**What to produce:** Return all the entries. Match them word for word.

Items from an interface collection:
● ● ● ●

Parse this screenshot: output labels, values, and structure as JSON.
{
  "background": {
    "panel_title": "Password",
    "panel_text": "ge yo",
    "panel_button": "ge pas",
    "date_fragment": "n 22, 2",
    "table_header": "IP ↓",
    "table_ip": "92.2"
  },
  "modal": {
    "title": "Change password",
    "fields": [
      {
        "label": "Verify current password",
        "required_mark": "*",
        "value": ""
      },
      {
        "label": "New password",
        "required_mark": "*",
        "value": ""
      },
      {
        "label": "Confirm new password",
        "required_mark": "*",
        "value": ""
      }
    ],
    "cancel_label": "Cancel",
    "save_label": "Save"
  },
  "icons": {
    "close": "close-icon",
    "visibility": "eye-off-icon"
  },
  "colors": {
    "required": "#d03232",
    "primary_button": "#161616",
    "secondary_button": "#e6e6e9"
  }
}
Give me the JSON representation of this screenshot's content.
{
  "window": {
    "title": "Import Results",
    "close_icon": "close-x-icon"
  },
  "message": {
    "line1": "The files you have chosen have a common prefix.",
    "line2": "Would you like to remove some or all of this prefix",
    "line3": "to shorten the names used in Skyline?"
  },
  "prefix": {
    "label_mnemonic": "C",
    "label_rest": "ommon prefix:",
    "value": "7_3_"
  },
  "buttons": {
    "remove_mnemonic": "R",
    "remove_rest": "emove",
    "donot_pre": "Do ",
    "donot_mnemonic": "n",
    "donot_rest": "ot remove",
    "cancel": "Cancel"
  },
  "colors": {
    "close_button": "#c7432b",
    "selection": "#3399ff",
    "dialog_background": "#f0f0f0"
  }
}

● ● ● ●

**Result for this exercise:**
Parse this screenshot: output labels, values, and structure as JSON.
{
  "background": {
    "panel_title": "Password",
    "panel_text": "ge yo",
    "panel_button": "ge pas",
    "date_fragment": "n 22, 2",
    "table_header": "IP ↓",
    "table_ip": "92.2"
  },
  "modal": {
    "title": "Change password",
    "fields": [
      {
        "label": "Verify current password",
        "required_mark": "*",
        "value": ""
      },
      {
        "label": "New password",
        "required_mark": "*",
        "value": ""
      },
      {
        "label": "Confirm new password",
        "required_mark": "*",
        "value": ""
      }
    ],
    "cancel_label": "Cancel",
    "save_label": "Save"
  },
  "icons": {
    "close": "close-icon",
    "visibility": "eye-off-icon"
  },
  "colors": {
    "required": "#d03232",
    "primary_button": "#161616",
    "secondary_button": "#e6e6e9"
  }
}
Give me the JSON representation of this screenshot's content.
{
  "window": {
    "title": "Import Results",
    "close_icon": "close-x-icon"
  },
  "message": {
    "line1": "The files you have chosen have a common prefix.",
    "line2": "Would you like to remove some or all of this prefix",
    "line3": "to shorten the names used in Skyline?"
  },
  "prefix": {
    "label_mnemonic": "C",
    "label_rest": "ommon prefix:",
    "value": "7_3_"
  },
  "buttons": {
    "remove_mnemonic": "R",
    "remove_rest": "emove",
    "donot_pre": "Do ",
    "donot_mnemonic": "n",
    "donot_rest": "ot remove",
    "cancel": "Cancel"
  },
  "colors": {
    "close_button": "#c7432b",
    "selection": "#3399ff",
    "dialog_background": "#f0f0f0"
  }
}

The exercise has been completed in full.